The field of statistics began as an inferential scientific approach arising largely from the historical aspiration to generalize observed phenomena in a small observed group to some larger group. This basically means statistics arose out of the need to carefully draw conclusions from incomplete, but representative data.
Three hundred years ago, the beginnings of the statistical approach was created to estimate the population of London during the plague, without counting every person (as this was impossible, not to mention a health risk, with the available resources of the time).
The concept of a representative sample was used and with it a very rigorous statistical methodology. Statistics consisted (and still does) of evaluating what the data actual says (eg: counts, averages, correlations, trends, regressions, etc), but at least as important was the strict analysis of whether the sample was representative of the greater population.
At first glance, with the current capabilities to cost effectively store and explore ever growing amounts of data, the need to sample seems to have been buried for good. But does that mean that sampling and generalization considerations are passé in a big data world?
Let’s consider for a moment: Is any dataset really complete?
- A tax authority can in theory complete analyses on all taxpayers, but:
- Do they have all relevant data on taxpayer assets, expenses, socio-economics, etc?
- Do they have duplicates?
- How about missing profiles?
- How about comparisons with other regions, countries, provinces?
- How about a complete set of fraud profiles
- An organization can, in theory, do analysis on all customers, but:
- Is their customer base representative of their target base?
- Do they have more data on loyal customers?
- What about competitors?
- And again, do they have all relevant data on social media buzz, customer center feedback, customer networks, etc?
- An oil company can, in theory, do analysis on all sensors in an oil rig, but:
- Is that rig representative of all rigs?
- Is sensor data enough?
- Do we need to enrich with weather data?
- As an oil reserve empties, does the past rig behavior constitute a good predictor of future rig behavior?
- Even music services like Spotify can evaluate all listeners’ behavior, but:
- Can they really predict individual preferences based solely on co-occurences?
- Are ratings universally applicable and consistent?
- Can they convert their data into value for the customer, getting customers more of the music they like?
The only correct answer to any of these questions will always start with, "It depends."
And that’s exactly why statisticians and critically-minded analysts still have a crucial role in big data analysis and the innovative organization. In my opinion, statistics are a lot more than any rigid doctrine. Statistics, or being statistically inclined, means having a critical mindset about what role numbers can play in describing the real world.
Just because my data set is bigger than yours, it doesn’t mean I’ll get more information out of it: only the potential for learning is greater with bigger data and bigger analysis. It will still take analytically-minded thinkers to draw the appropriate conclusions.

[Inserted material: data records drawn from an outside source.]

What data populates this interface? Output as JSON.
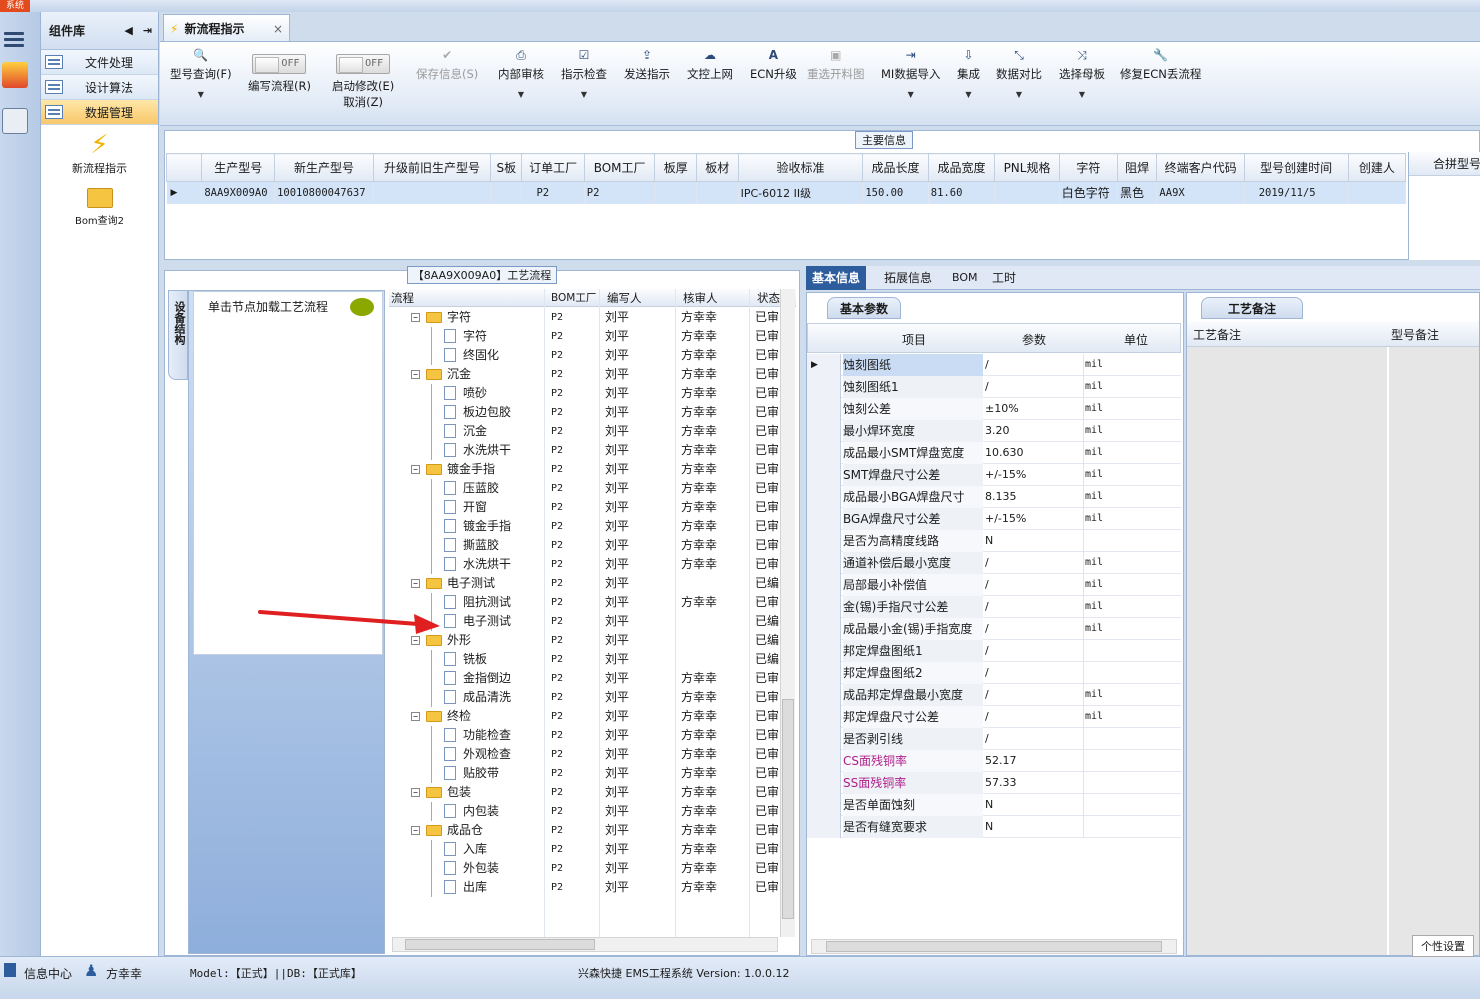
{
  "window": {
    "title": "系统"
  },
  "left_panel": {
    "title": "组件库",
    "items": [
      {
        "label": "文件处理"
      },
      {
        "label": "设计算法"
      },
      {
        "label": "数据管理"
      }
    ],
    "big_items": [
      {
        "label": "新流程指示",
        "icon": "lightning-icon"
      },
      {
        "label": "Bom查询2",
        "icon": "folder-open-icon"
      }
    ]
  },
  "doc_tab": {
    "title": "新流程指示"
  },
  "toolbar": {
    "items": [
      {
        "label": "型号查询(F)",
        "icon": "search-icon"
      },
      {
        "label": "编写流程(R)",
        "toggle": "OFF"
      },
      {
        "label": "启动修改(E)",
        "sub": "取消(Z)",
        "toggle": "OFF"
      },
      {
        "label": "保存信息(S)",
        "icon": "check-icon",
        "disabled": true
      },
      {
        "label": "内部审核",
        "icon": "printer-icon"
      },
      {
        "label": "指示检查",
        "icon": "checkbox-icon"
      },
      {
        "label": "发送指示",
        "icon": "upload-icon"
      },
      {
        "label": "文控上网",
        "icon": "cloud-upload-icon"
      },
      {
        "label": "ECN升级",
        "icon": "font-icon"
      },
      {
        "label": "重选开料图",
        "icon": "image-icon",
        "disabled": true
      },
      {
        "label": "MI数据导入",
        "icon": "import-icon"
      },
      {
        "label": "集成",
        "icon": "download-icon"
      },
      {
        "label": "数据对比",
        "icon": "compress-icon"
      },
      {
        "label": "选择母板",
        "icon": "shuffle-icon"
      },
      {
        "label": "修复ECN丢流程",
        "icon": "wrench-icon"
      }
    ]
  },
  "main_info": {
    "title": "主要信息",
    "columns": [
      "生产型号",
      "新生产型号",
      "升级前旧生产型号",
      "S板",
      "订单工厂",
      "BOM工厂",
      "板厚",
      "板材",
      "验收标准",
      "成品长度",
      "成品宽度",
      "PNL规格",
      "字符",
      "阻焊",
      "终端客户代码",
      "型号创建时间",
      "创建人"
    ],
    "rows": [
      [
        "8AA9X009A0",
        "10010800047637",
        "",
        "",
        "P2",
        "P2",
        "",
        "",
        "IPC-6012 II级",
        "150.00",
        "81.60",
        "",
        "白色字符",
        "黑色",
        "AA9X",
        "2019/11/5",
        ""
      ]
    ],
    "right_header": "合拼型号"
  },
  "flow_panel": {
    "title": "【8AA9X009A0】工艺流程",
    "side_tab": "设备结构",
    "hint": "单击节点加载工艺流程",
    "columns": [
      "流程",
      "BOM工厂",
      "编写人",
      "核审人",
      "状态"
    ],
    "rows": [
      {
        "level": 0,
        "name": "字符",
        "bom": "P2",
        "writer": "刘平",
        "reviewer": "方幸幸",
        "status": "已审"
      },
      {
        "level": 1,
        "name": "字符",
        "bom": "P2",
        "writer": "刘平",
        "reviewer": "方幸幸",
        "status": "已审"
      },
      {
        "level": 1,
        "name": "终固化",
        "bom": "P2",
        "writer": "刘平",
        "reviewer": "方幸幸",
        "status": "已审"
      },
      {
        "level": 0,
        "name": "沉金",
        "bom": "P2",
        "writer": "刘平",
        "reviewer": "方幸幸",
        "status": "已审"
      },
      {
        "level": 1,
        "name": "喷砂",
        "bom": "P2",
        "writer": "刘平",
        "reviewer": "方幸幸",
        "status": "已审"
      },
      {
        "level": 1,
        "name": "板边包胶",
        "bom": "P2",
        "writer": "刘平",
        "reviewer": "方幸幸",
        "status": "已审"
      },
      {
        "level": 1,
        "name": "沉金",
        "bom": "P2",
        "writer": "刘平",
        "reviewer": "方幸幸",
        "status": "已审"
      },
      {
        "level": 1,
        "name": "水洗烘干",
        "bom": "P2",
        "writer": "刘平",
        "reviewer": "方幸幸",
        "status": "已审"
      },
      {
        "level": 0,
        "name": "镀金手指",
        "bom": "P2",
        "writer": "刘平",
        "reviewer": "方幸幸",
        "status": "已审"
      },
      {
        "level": 1,
        "name": "压蓝胶",
        "bom": "P2",
        "writer": "刘平",
        "reviewer": "方幸幸",
        "status": "已审"
      },
      {
        "level": 1,
        "name": "开窗",
        "bom": "P2",
        "writer": "刘平",
        "reviewer": "方幸幸",
        "status": "已审"
      },
      {
        "level": 1,
        "name": "镀金手指",
        "bom": "P2",
        "writer": "刘平",
        "reviewer": "方幸幸",
        "status": "已审"
      },
      {
        "level": 1,
        "name": "撕蓝胶",
        "bom": "P2",
        "writer": "刘平",
        "reviewer": "方幸幸",
        "status": "已审"
      },
      {
        "level": 1,
        "name": "水洗烘干",
        "bom": "P2",
        "writer": "刘平",
        "reviewer": "方幸幸",
        "status": "已审"
      },
      {
        "level": 0,
        "name": "电子测试",
        "bom": "P2",
        "writer": "刘平",
        "reviewer": "",
        "status": "已编"
      },
      {
        "level": 1,
        "name": "阻抗测试",
        "bom": "P2",
        "writer": "刘平",
        "reviewer": "方幸幸",
        "status": "已审"
      },
      {
        "level": 1,
        "name": "电子测试",
        "bom": "P2",
        "writer": "刘平",
        "reviewer": "",
        "status": "已编"
      },
      {
        "level": 0,
        "name": "外形",
        "bom": "P2",
        "writer": "刘平",
        "reviewer": "",
        "status": "已编"
      },
      {
        "level": 1,
        "name": "铣板",
        "bom": "P2",
        "writer": "刘平",
        "reviewer": "",
        "status": "已编"
      },
      {
        "level": 1,
        "name": "金指倒边",
        "bom": "P2",
        "writer": "刘平",
        "reviewer": "方幸幸",
        "status": "已审"
      },
      {
        "level": 1,
        "name": "成品清洗",
        "bom": "P2",
        "writer": "刘平",
        "reviewer": "方幸幸",
        "status": "已审"
      },
      {
        "level": 0,
        "name": "终检",
        "bom": "P2",
        "writer": "刘平",
        "reviewer": "方幸幸",
        "status": "已审"
      },
      {
        "level": 1,
        "name": "功能检查",
        "bom": "P2",
        "writer": "刘平",
        "reviewer": "方幸幸",
        "status": "已审"
      },
      {
        "level": 1,
        "name": "外观检查",
        "bom": "P2",
        "writer": "刘平",
        "reviewer": "方幸幸",
        "status": "已审"
      },
      {
        "level": 1,
        "name": "贴胶带",
        "bom": "P2",
        "writer": "刘平",
        "reviewer": "方幸幸",
        "status": "已审"
      },
      {
        "level": 0,
        "name": "包装",
        "bom": "P2",
        "writer": "刘平",
        "reviewer": "方幸幸",
        "status": "已审"
      },
      {
        "level": 1,
        "name": "内包装",
        "bom": "P2",
        "writer": "刘平",
        "reviewer": "方幸幸",
        "status": "已审"
      },
      {
        "level": 0,
        "name": "成品仓",
        "bom": "P2",
        "writer": "刘平",
        "reviewer": "方幸幸",
        "status": "已审"
      },
      {
        "level": 1,
        "name": "入库",
        "bom": "P2",
        "writer": "刘平",
        "reviewer": "方幸幸",
        "status": "已审"
      },
      {
        "level": 1,
        "name": "外包装",
        "bom": "P2",
        "writer": "刘平",
        "reviewer": "方幸幸",
        "status": "已审"
      },
      {
        "level": 1,
        "name": "出库",
        "bom": "P2",
        "writer": "刘平",
        "reviewer": "方幸幸",
        "status": "已审"
      }
    ]
  },
  "right_tabs": [
    "基本信息",
    "拓展信息",
    "BOM",
    "工时"
  ],
  "basic_params": {
    "title": "基本参数",
    "columns": [
      "项目",
      "参数",
      "单位"
    ],
    "rows": [
      {
        "item": "蚀刻图纸",
        "value": "/",
        "unit": "mil"
      },
      {
        "item": "蚀刻图纸1",
        "value": "/",
        "unit": "mil"
      },
      {
        "item": "蚀刻公差",
        "value": "±10%",
        "unit": "mil"
      },
      {
        "item": "最小焊环宽度",
        "value": "3.20",
        "unit": "mil"
      },
      {
        "item": "成品最小SMT焊盘宽度",
        "value": "10.630",
        "unit": "mil"
      },
      {
        "item": "SMT焊盘尺寸公差",
        "value": "+/-15%",
        "unit": "mil"
      },
      {
        "item": "成品最小BGA焊盘尺寸",
        "value": "8.135",
        "unit": "mil"
      },
      {
        "item": "BGA焊盘尺寸公差",
        "value": "+/-15%",
        "unit": "mil"
      },
      {
        "item": "是否为高精度线路",
        "value": "N",
        "unit": ""
      },
      {
        "item": "通道补偿后最小宽度",
        "value": "/",
        "unit": "mil"
      },
      {
        "item": "局部最小补偿值",
        "value": "/",
        "unit": "mil"
      },
      {
        "item": "金(锡)手指尺寸公差",
        "value": "/",
        "unit": "mil"
      },
      {
        "item": "成品最小金(锡)手指宽度",
        "value": "/",
        "unit": "mil"
      },
      {
        "item": "邦定焊盘图纸1",
        "value": "/",
        "unit": ""
      },
      {
        "item": "邦定焊盘图纸2",
        "value": "/",
        "unit": ""
      },
      {
        "item": "成品邦定焊盘最小宽度",
        "value": "/",
        "unit": "mil"
      },
      {
        "item": "邦定焊盘尺寸公差",
        "value": "/",
        "unit": "mil"
      },
      {
        "item": "是否剥引线",
        "value": "/",
        "unit": ""
      },
      {
        "item": "CS面残铜率",
        "value": "52.17",
        "unit": "",
        "highlight": true
      },
      {
        "item": "SS面残铜率",
        "value": "57.33",
        "unit": "",
        "highlight": true
      },
      {
        "item": "是否单面蚀刻",
        "value": "N",
        "unit": ""
      },
      {
        "item": "是否有缝宽要求",
        "value": "N",
        "unit": ""
      }
    ]
  },
  "notes": {
    "title": "工艺备注",
    "col1": "工艺备注",
    "col2": "型号备注"
  },
  "statusbar": {
    "info_center": "信息中心",
    "user": "方幸幸",
    "model": "Model:【正式】||DB:【正式库】",
    "app": "兴森快捷 EMS工程系统 Version: 1.0.0.12",
    "tooltip": "个性设置"
  },
  "colors": {
    "accent": "#2e5d9e",
    "highlight_text": "#b0208c",
    "selected_row": "#d3e4f8",
    "arrow": "#e02020"
  }
}
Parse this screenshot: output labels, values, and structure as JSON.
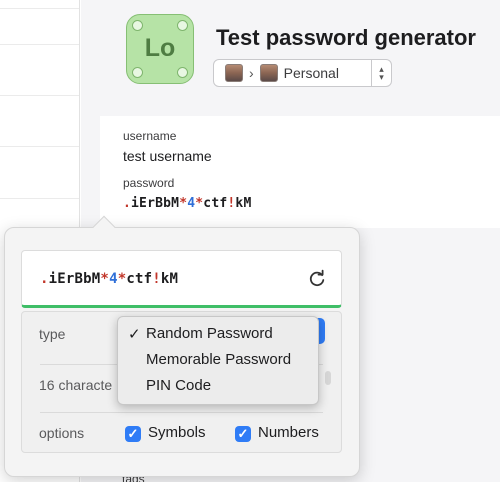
{
  "item": {
    "title": "Test password generator",
    "icon_text": "Lo",
    "icon_name": "login-item-icon",
    "vault": {
      "label": "Personal",
      "chevron": "›",
      "stepper_up": "▴",
      "stepper_down": "▾"
    }
  },
  "fields": {
    "username_label": "username",
    "username_value": "test username",
    "password_label": "password",
    "password_segments": [
      {
        "text": ".",
        "kind": "dot"
      },
      {
        "text": "iErBbM",
        "kind": "char"
      },
      {
        "text": "*",
        "kind": "sym"
      },
      {
        "text": "4",
        "kind": "num"
      },
      {
        "text": "*",
        "kind": "sym"
      },
      {
        "text": "ctf",
        "kind": "char"
      },
      {
        "text": "!",
        "kind": "sym"
      },
      {
        "text": "kM",
        "kind": "char"
      }
    ],
    "tags_label": "tags"
  },
  "generator": {
    "type_label": "type",
    "length_label": "16 characte",
    "options_label": "options",
    "symbols_label": "Symbols",
    "symbols_checked": true,
    "numbers_label": "Numbers",
    "numbers_checked": true,
    "checkmark": "✓"
  },
  "type_menu": {
    "selected_index": 0,
    "items": [
      "Random Password",
      "Memorable Password",
      "PIN Code"
    ]
  },
  "colors": {
    "accent": "#2f7cf6",
    "strength_bar": "#3fbe67",
    "symbol": "#c2362a",
    "number": "#2f6fd8",
    "icon_bg": "#b6e3a6"
  }
}
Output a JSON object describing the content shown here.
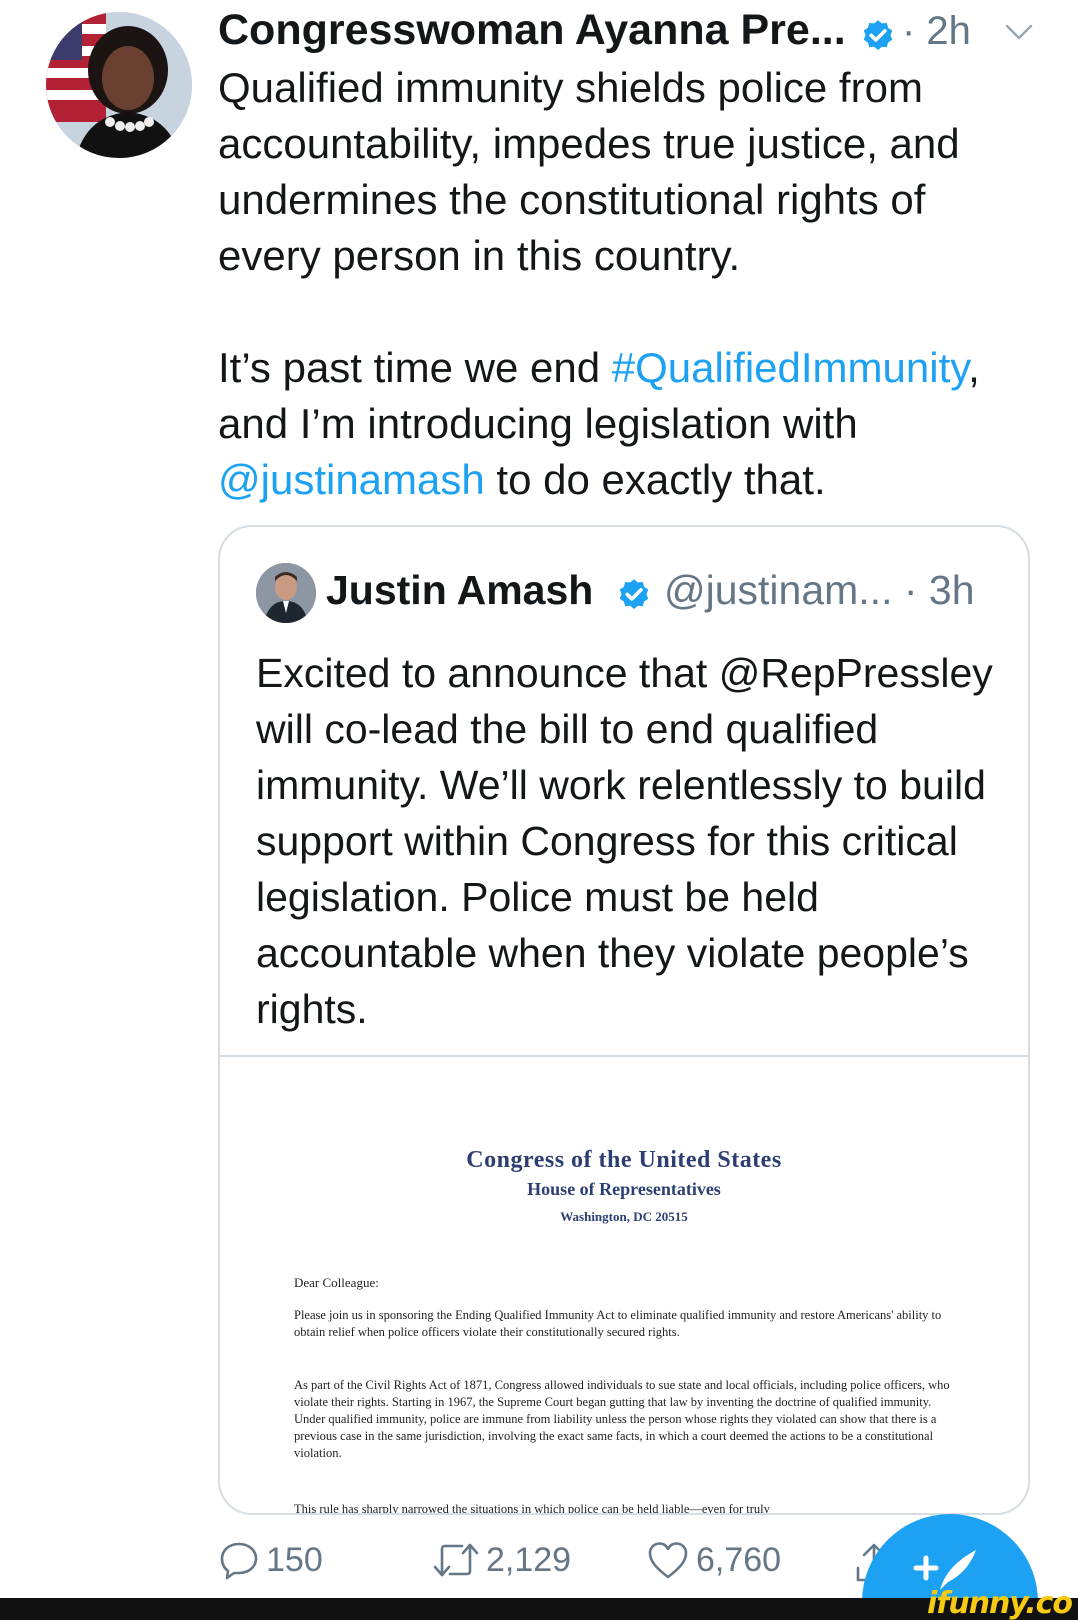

So, hold on to your critical edge, fellow statisticians. The potential of big data is truly awesome, but it’s up to us to make it work. And if we get paid for it, well that’s just a nice side effect of a job well done.